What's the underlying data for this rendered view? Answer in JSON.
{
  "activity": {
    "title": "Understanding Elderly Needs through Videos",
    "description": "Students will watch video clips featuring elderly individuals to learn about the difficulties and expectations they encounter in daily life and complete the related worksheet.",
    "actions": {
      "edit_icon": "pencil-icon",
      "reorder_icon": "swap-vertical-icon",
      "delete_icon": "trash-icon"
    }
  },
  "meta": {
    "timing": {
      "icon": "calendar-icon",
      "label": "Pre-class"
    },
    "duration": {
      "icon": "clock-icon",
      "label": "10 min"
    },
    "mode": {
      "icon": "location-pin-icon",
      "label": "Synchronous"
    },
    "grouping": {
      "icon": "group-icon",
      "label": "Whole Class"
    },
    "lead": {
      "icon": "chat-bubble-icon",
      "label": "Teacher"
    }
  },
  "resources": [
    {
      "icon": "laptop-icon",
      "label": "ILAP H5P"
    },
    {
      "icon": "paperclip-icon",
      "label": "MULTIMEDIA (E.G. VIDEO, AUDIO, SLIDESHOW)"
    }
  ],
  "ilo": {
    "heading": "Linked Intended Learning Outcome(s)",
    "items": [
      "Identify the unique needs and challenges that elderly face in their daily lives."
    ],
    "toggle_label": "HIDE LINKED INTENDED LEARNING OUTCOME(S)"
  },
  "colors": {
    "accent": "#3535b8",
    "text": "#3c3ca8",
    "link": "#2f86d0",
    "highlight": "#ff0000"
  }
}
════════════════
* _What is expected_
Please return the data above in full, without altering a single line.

* _Written reply_
What's the underlying data for this rendered view? Answer in JSON.
{
  "activity": {
    "title": "Understanding Elderly Needs through Videos",
    "description": "Students will watch video clips featuring elderly individuals to learn about the difficulties and expectations they encounter in daily life and complete the related worksheet.",
    "actions": {
      "edit_icon": "pencil-icon",
      "reorder_icon": "swap-vertical-icon",
      "delete_icon": "trash-icon"
    }
  },
  "meta": {
    "timing": {
      "icon": "calendar-icon",
      "label": "Pre-class"
    },
    "duration": {
      "icon": "clock-icon",
      "label": "10 min"
    },
    "mode": {
      "icon": "location-pin-icon",
      "label": "Synchronous"
    },
    "grouping": {
      "icon": "group-icon",
      "label": "Whole Class"
    },
    "lead": {
      "icon": "chat-bubble-icon",
      "label": "Teacher"
    }
  },
  "resources": [
    {
      "icon": "laptop-icon",
      "label": "ILAP H5P"
    },
    {
      "icon": "paperclip-icon",
      "label": "MULTIMEDIA (E.G. VIDEO, AUDIO, SLIDESHOW)"
    }
  ],
  "ilo": {
    "heading": "Linked Intended Learning Outcome(s)",
    "items": [
      "Identify the unique needs and challenges that elderly face in their daily lives."
    ],
    "toggle_label": "HIDE LINKED INTENDED LEARNING OUTCOME(S)"
  },
  "colors": {
    "accent": "#3535b8",
    "text": "#3c3ca8",
    "link": "#2f86d0",
    "highlight": "#ff0000"
  }
}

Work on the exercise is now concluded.